When I was 11 years old, I was sitting in music class at Orem Elementary, and Mrs. Hudson told us that they were doing auditions for the musical "Oliver" at the high school. They were looking for boys and short haired girls and I thought, "I'm a boy or short haired girl!" She told us that if we auditioned we would get 10 extra credit points and if we made it to be a "Work House Boy" we would get 50 extra credit points and if we made it to be a "Thieves Den Boy" then we would get 100 extra credit points! There was an audible gasp from the class. I raised my hand and asked, "What if we make it to be Oliver?" And she sort of smiled and laughed and said, "I will give you an A."
Without the knowledge of my parents, but with the help of my piano teacher, I prepared to sing that thrilling, turbulent, showstopping number "Doe a Deer a Female Deer." It was a huge success, so much so that I was called back and needed to learn the song "Where Is Love?" Up to this point, I had believed I was auditioning for the Disney show "Oliver in Company"; it turns out there is a stage musical based on the Animated Movie that has nothing to do with Cats or Bette Midler as a poodle. So I got the song and it turns out it is Oliver's big solo, so I went over to my primary pianist's house and she taught me the song. I then headed back for my call backs. It was narrowed down to one three Oliver-y looking boys. I read some lines, stood next to some Nancys and Fagins and then was thanked and sent on my way.
That night I told my parents what I had done. They were surprised, skeptical, and supportive. After all, there was a distinct possibility that I was talking about a production of "Oliver" that Amanda Wixom and I were doing on Sister Pittard's porch...even those had auditions.
The next day while sitting in class, I got a call over the intercom to come to the office. My mind raced with probable felonies, but couldn't pinpoint my exact offense. I walked into the office and the secretary handed me the phone and told me my Mother was on the line.

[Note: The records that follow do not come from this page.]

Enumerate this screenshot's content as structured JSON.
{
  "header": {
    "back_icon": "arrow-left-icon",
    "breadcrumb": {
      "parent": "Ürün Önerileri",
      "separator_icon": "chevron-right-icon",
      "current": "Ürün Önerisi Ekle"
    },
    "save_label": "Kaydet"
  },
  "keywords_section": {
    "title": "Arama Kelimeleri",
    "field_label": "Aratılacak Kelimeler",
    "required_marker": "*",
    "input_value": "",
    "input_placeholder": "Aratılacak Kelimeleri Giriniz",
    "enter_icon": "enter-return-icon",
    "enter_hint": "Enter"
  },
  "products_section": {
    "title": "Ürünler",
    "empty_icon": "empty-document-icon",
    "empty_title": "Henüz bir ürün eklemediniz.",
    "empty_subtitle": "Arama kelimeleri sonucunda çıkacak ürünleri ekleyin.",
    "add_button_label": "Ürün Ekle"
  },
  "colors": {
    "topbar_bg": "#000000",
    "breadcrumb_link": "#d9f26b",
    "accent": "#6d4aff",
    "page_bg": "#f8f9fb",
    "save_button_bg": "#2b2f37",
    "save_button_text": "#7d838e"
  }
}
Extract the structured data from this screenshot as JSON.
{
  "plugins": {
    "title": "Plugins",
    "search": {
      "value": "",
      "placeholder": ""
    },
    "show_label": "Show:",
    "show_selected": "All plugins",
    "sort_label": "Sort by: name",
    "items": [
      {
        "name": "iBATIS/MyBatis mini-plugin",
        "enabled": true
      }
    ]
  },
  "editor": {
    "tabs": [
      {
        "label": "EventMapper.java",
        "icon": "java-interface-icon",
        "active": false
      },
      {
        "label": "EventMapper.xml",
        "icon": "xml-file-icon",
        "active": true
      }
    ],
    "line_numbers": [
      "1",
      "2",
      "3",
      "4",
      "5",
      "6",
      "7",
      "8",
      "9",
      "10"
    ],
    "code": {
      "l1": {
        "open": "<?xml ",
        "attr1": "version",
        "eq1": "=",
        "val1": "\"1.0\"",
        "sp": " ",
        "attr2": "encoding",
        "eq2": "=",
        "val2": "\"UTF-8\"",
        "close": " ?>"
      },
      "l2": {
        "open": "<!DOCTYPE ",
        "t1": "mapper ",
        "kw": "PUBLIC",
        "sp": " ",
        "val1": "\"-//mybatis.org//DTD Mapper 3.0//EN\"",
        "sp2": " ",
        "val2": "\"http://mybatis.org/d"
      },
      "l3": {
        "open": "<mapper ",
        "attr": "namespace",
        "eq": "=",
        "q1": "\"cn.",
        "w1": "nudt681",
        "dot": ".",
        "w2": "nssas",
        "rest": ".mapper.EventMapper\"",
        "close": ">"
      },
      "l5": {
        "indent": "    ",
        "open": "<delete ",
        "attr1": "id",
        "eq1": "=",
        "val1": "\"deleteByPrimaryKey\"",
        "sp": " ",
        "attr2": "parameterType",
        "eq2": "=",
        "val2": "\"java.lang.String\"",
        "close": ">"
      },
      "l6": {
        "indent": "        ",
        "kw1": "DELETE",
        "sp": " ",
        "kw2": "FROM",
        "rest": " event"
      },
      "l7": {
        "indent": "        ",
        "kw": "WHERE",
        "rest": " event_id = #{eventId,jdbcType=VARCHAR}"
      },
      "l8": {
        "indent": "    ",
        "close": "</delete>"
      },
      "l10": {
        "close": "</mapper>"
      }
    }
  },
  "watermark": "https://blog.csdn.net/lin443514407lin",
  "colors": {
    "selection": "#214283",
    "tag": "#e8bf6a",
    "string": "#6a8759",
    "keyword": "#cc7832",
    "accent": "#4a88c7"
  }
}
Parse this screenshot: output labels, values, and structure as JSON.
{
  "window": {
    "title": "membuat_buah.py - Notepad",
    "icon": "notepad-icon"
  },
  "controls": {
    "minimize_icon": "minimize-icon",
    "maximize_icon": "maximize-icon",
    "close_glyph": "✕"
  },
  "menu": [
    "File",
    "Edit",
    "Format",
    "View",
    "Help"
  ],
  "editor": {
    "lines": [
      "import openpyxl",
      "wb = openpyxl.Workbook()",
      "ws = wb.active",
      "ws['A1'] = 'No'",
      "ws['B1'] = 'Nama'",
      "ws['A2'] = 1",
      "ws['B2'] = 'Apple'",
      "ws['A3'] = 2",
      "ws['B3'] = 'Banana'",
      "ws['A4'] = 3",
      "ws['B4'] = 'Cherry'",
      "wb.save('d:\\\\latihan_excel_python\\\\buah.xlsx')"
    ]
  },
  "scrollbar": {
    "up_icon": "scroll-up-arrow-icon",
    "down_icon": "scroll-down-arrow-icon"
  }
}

My mind raced with misdemeanors, but still nothing.
"Spencer called me from the high school," she said.
"Oh? Is he okay?"
"Yes. He said that they posted the cast list for Oliver outside the Drama Room." I didn't know what a "Drama Room" was, but it sounded wonderful.
"Oh, they did." Mind you there is no emotion in either voice. My mom gets this soft throaty quality to her voice when she's playing down excitement; I was too young to recognize it then.
"Yes, they did. And your name is on the list."
Things we quickly clicking into place and it didn't seem like I was getting in trouble.
"Yes, it is. You were cast as Oliver."
Out of the blue the secretary spins in her swivel chair and is shouting at me. "ISN'T THAT GREAT?! YOU DID IT!! I'VE ALREADY TOLD YOUR CLASS!"
What is she saying? Who is she talking to? Why is she spinning and screaming in that chair?
So I got to be Oliver. I was 11 had both top and bottom braces and hair that stopped just short of my lower eye lid. It was life changing and, for a long time, it was the finest accomplishment of my life...like, really, only supplying grandchildren has eeked past this event. My dad would leave work just a bit early and come over the high school and sit in the very back row and watch my rehearsals; he never once gave me acting advice or told me to listen to the director, he just watched and then would sneak out when the rehearsal was over. I never asked him to come and he never asked if he could, but I could see him sitting back there. Most of the time I didn't notice him, I was standing center stage and I couldn't see past the lights. I was never embarrassed, I was never anything, his presence did not evoke any emotion because it was so natural that he would come; he was my dad and I was his world. Of course he would be there.
Only now, as I start to see the world though my two-year-old daughter's eyes, and her life is a stage and every light cranes it's neck to engulf her, I realize I was not my father's world. He had a job and a wife that was once just his girlfriend that was once someone he'd never met. And before even that he was still a guy who loved his car and lived in Salt Lake and went on a mission and ate one pot of spaghetti for breakfast, lunch and dinner for a month. And also, he was once so young that he thought his father was only there for one thing and that was to wait outside the front door until it had been almost too long then stumble in making up stories of people at work who never existed because they had nothing to do with him. These Doug's and Fran's who his father prattled on about were all part of his supporting role as "Dad" -- In tonight's performance the role of 'Dad' will be played by: Van Livingston. Not until we have children to we see the world for what it really is...theirs. And our friends? Our Book Clubs? Our 40th Birthday Parties? All just backdrops for our children to run screaming through, to stay up an extra hour, or have friends who don't live on their street come over. Anyway, it's all for them and we don't even evoke emotions because of it because they expect nothing less.
Though my kids are young, I love being their set piece. They have no idea what goes into that day at the zoo or how hard it is to leave them to go to work...and sometimes, how easy. It's true: It's Daisy's world and we all live in it. I learned that from my Father.